Supplied records »
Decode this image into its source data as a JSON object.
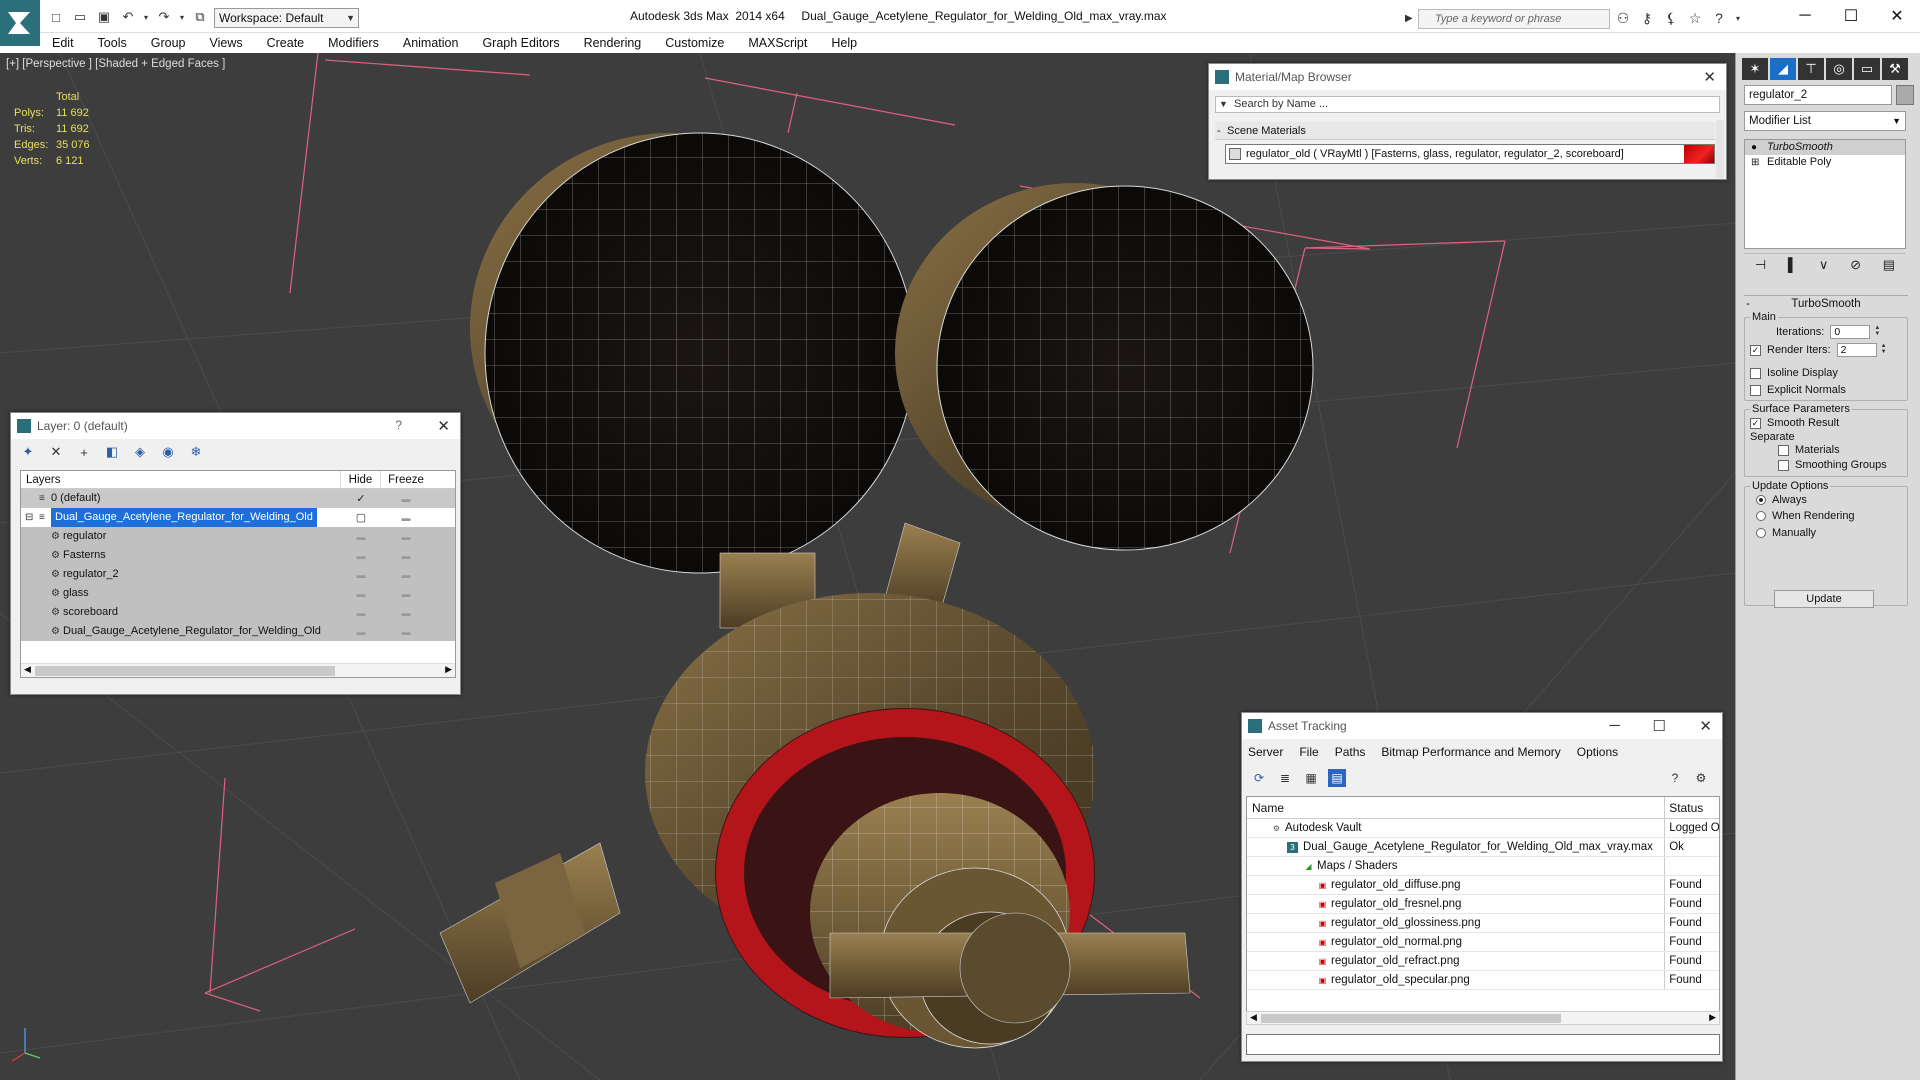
{
  "titlebar": {
    "workspace_label": "Workspace: Default",
    "title": "Autodesk 3ds Max  2014 x64     Dual_Gauge_Acetylene_Regulator_for_Welding_Old_max_vray.max",
    "search_placeholder": "Type a keyword or phrase"
  },
  "menubar": {
    "items": [
      "Edit",
      "Tools",
      "Group",
      "Views",
      "Create",
      "Modifiers",
      "Animation",
      "Graph Editors",
      "Rendering",
      "Customize",
      "MAXScript",
      "Help"
    ]
  },
  "viewport": {
    "label": "[+] [Perspective ] [Shaded + Edged Faces ]",
    "stats": {
      "total_label": "Total",
      "rows": [
        {
          "key": "Polys:",
          "value": "11 692"
        },
        {
          "key": "Tris:",
          "value": "11 692"
        },
        {
          "key": "Edges:",
          "value": "35 076"
        },
        {
          "key": "Verts:",
          "value": "6 121"
        }
      ]
    },
    "colors": {
      "background": "#3d3d3d",
      "grid": "#4a4a4a",
      "bbox": "#e06080",
      "stats": "#e6e05a"
    }
  },
  "layer_window": {
    "title": "Layer: 0 (default)",
    "help": "?",
    "columns": {
      "layers": "Layers",
      "hide": "Hide",
      "freeze": "Freeze"
    },
    "rows": [
      {
        "name": "0 (default)",
        "indent": 0
      },
      {
        "name": "Dual_Gauge_Acetylene_Regulator_for_Welding_Old",
        "indent": 1
      },
      {
        "name": "regulator",
        "indent": 2
      },
      {
        "name": "Fasterns",
        "indent": 2
      },
      {
        "name": "regulator_2",
        "indent": 2
      },
      {
        "name": "glass",
        "indent": 2
      },
      {
        "name": "scoreboard",
        "indent": 2
      },
      {
        "name": "Dual_Gauge_Acetylene_Regulator_for_Welding_Old",
        "indent": 2
      }
    ]
  },
  "material_browser": {
    "title": "Material/Map Browser",
    "search_placeholder": "Search by Name ...",
    "section": "Scene Materials",
    "material": "regulator_old  ( VRayMtl ) [Fasterns, glass, regulator, regulator_2, scoreboard]"
  },
  "asset_tracking": {
    "title": "Asset Tracking",
    "menu": [
      "Server",
      "File",
      "Paths",
      "Bitmap Performance and Memory",
      "Options"
    ],
    "columns": {
      "name": "Name",
      "status": "Status"
    },
    "rows": [
      {
        "name": "Autodesk Vault",
        "status": "Logged O",
        "indent": 1,
        "icon": "vault"
      },
      {
        "name": "Dual_Gauge_Acetylene_Regulator_for_Welding_Old_max_vray.max",
        "status": "Ok",
        "indent": 2,
        "icon": "max"
      },
      {
        "name": "Maps / Shaders",
        "status": "",
        "indent": 3,
        "icon": "maps"
      },
      {
        "name": "regulator_old_diffuse.png",
        "status": "Found",
        "indent": 4,
        "icon": "png"
      },
      {
        "name": "regulator_old_fresnel.png",
        "status": "Found",
        "indent": 4,
        "icon": "png"
      },
      {
        "name": "regulator_old_glossiness.png",
        "status": "Found",
        "indent": 4,
        "icon": "png"
      },
      {
        "name": "regulator_old_normal.png",
        "status": "Found",
        "indent": 4,
        "icon": "png"
      },
      {
        "name": "regulator_old_refract.png",
        "status": "Found",
        "indent": 4,
        "icon": "png"
      },
      {
        "name": "regulator_old_specular.png",
        "status": "Found",
        "indent": 4,
        "icon": "png"
      }
    ]
  },
  "command_panel": {
    "object_name": "regulator_2",
    "modifier_list": "Modifier List",
    "stack": [
      "TurboSmooth",
      "Editable Poly"
    ],
    "turbosmooth": {
      "header": "TurboSmooth",
      "main_label": "Main",
      "iterations_label": "Iterations:",
      "iterations_value": "0",
      "render_iters_label": "Render Iters:",
      "render_iters_value": "2",
      "render_iters_checked": true,
      "isoline_label": "Isoline Display",
      "explicit_normals_label": "Explicit Normals",
      "surface_label": "Surface Parameters",
      "smooth_result_label": "Smooth Result",
      "separate_label": "Separate",
      "materials_label": "Materials",
      "smoothing_groups_label": "Smoothing Groups",
      "update_options_label": "Update Options",
      "always_label": "Always",
      "when_rendering_label": "When Rendering",
      "manually_label": "Manually",
      "update_button": "Update"
    }
  }
}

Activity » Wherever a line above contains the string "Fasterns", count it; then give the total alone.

Expected answer » 2